WHAT IS EXPECTED
Filter the listing below down to the lines containing the word "First".

DATA EXCERPTS
══════════════════════════════
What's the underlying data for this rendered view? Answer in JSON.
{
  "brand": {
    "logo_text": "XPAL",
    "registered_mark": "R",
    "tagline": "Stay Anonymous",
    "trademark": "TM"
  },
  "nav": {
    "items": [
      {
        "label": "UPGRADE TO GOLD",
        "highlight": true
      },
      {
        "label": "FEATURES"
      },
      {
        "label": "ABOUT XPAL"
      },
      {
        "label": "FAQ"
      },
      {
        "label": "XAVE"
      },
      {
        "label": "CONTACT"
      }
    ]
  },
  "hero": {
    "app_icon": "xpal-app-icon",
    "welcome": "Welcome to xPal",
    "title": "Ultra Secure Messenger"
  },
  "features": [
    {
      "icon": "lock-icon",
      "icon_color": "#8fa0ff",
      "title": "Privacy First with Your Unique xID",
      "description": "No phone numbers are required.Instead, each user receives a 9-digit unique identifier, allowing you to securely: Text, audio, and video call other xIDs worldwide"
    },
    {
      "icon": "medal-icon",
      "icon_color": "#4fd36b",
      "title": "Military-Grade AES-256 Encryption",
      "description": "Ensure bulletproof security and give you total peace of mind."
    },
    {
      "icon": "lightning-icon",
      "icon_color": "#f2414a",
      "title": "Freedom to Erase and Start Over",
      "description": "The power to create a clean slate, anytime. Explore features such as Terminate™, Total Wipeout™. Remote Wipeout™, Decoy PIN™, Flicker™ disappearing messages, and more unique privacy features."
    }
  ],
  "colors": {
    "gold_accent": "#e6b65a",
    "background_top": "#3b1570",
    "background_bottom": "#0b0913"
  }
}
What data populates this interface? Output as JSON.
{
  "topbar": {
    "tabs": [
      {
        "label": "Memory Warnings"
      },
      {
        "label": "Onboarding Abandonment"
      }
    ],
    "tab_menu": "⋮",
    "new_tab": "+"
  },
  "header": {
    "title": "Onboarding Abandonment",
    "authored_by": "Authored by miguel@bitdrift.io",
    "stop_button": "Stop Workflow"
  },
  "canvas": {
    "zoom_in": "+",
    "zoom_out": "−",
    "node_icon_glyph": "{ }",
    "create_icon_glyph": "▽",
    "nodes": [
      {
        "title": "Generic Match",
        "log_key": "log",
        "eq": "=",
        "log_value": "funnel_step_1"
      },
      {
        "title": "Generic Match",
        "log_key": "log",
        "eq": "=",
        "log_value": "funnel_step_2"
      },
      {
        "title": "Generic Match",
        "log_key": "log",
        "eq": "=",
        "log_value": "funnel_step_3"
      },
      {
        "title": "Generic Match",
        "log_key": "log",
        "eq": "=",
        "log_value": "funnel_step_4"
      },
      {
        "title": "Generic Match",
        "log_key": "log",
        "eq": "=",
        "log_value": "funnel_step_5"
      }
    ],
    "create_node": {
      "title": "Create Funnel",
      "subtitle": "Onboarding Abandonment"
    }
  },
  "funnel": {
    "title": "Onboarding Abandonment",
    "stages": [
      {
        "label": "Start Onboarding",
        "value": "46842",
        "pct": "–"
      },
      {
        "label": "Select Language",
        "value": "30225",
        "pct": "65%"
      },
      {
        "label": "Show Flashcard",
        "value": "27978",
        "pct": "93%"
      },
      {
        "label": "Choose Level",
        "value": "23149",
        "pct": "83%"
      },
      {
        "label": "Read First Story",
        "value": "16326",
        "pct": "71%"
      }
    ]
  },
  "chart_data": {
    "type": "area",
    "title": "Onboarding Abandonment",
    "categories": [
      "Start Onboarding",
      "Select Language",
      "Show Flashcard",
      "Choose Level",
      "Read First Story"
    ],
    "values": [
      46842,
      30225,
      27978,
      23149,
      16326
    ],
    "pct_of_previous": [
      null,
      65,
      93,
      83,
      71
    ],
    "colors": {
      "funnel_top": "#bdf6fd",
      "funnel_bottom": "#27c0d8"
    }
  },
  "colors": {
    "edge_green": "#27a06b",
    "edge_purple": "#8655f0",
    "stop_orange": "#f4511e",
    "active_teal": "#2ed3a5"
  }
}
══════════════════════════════
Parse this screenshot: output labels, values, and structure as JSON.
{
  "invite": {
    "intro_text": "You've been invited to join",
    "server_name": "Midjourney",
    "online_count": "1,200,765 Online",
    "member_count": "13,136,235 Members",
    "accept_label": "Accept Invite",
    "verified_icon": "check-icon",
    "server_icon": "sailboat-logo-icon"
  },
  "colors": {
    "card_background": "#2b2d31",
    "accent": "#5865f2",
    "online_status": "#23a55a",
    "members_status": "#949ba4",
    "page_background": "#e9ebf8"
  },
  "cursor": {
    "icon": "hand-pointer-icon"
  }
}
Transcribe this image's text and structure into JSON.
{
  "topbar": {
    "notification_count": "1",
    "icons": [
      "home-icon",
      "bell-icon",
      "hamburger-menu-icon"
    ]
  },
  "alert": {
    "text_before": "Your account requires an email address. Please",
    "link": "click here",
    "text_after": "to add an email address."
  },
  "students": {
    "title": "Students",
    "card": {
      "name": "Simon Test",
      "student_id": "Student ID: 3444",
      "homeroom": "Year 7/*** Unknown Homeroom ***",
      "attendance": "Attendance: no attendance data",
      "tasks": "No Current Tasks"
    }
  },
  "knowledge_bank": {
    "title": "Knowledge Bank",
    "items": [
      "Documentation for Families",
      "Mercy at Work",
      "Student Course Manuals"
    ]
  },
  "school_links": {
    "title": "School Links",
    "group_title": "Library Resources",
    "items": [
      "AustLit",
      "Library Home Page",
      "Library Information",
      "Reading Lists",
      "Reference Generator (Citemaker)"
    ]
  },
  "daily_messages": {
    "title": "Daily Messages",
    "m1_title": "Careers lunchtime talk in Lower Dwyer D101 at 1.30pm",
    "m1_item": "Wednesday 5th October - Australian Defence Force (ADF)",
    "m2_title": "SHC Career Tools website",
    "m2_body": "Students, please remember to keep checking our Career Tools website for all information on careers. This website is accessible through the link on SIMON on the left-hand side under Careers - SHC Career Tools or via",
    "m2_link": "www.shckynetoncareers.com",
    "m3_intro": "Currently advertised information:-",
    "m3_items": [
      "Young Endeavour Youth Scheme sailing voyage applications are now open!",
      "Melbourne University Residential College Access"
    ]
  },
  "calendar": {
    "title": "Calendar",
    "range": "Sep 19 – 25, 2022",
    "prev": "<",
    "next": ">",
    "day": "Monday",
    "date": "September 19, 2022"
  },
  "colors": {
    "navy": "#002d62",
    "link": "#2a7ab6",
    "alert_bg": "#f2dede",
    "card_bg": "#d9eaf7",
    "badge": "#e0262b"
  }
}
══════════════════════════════
WRITTEN SOLUTION
      "title": "Privacy First with Your Unique xID",
        "label": "Read First Story",
      "Read First Story"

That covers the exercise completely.